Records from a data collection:
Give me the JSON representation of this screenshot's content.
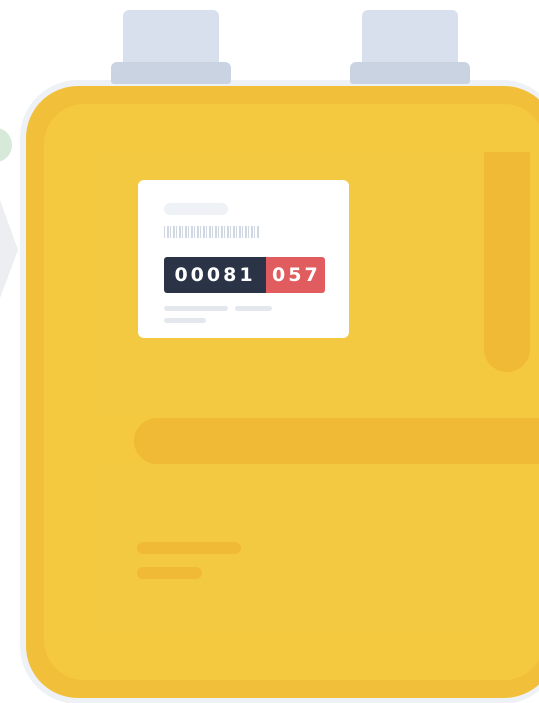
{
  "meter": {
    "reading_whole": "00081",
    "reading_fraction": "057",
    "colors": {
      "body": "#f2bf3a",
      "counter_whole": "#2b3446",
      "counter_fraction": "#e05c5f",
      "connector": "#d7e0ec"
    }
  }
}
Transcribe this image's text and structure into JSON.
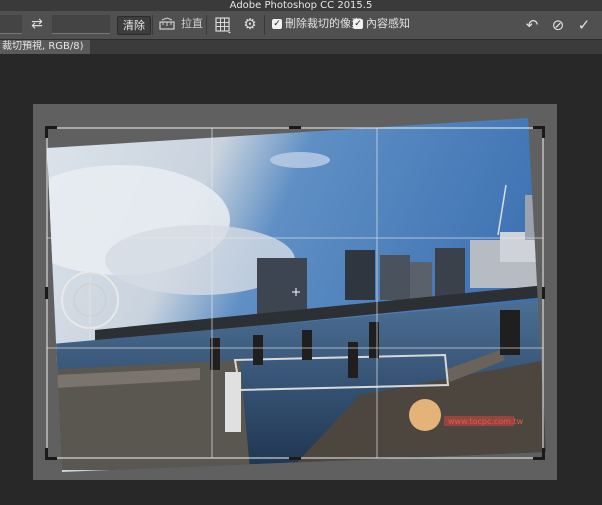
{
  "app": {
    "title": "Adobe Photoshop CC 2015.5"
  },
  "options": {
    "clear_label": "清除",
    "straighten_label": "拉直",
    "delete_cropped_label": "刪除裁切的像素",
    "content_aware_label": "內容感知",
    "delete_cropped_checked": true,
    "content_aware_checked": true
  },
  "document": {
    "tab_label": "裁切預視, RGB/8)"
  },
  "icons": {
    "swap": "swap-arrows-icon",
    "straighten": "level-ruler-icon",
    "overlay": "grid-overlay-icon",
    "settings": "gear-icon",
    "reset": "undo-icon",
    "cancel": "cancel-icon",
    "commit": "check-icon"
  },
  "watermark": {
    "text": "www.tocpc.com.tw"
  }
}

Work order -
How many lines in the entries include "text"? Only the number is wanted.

Solution to this problem -
2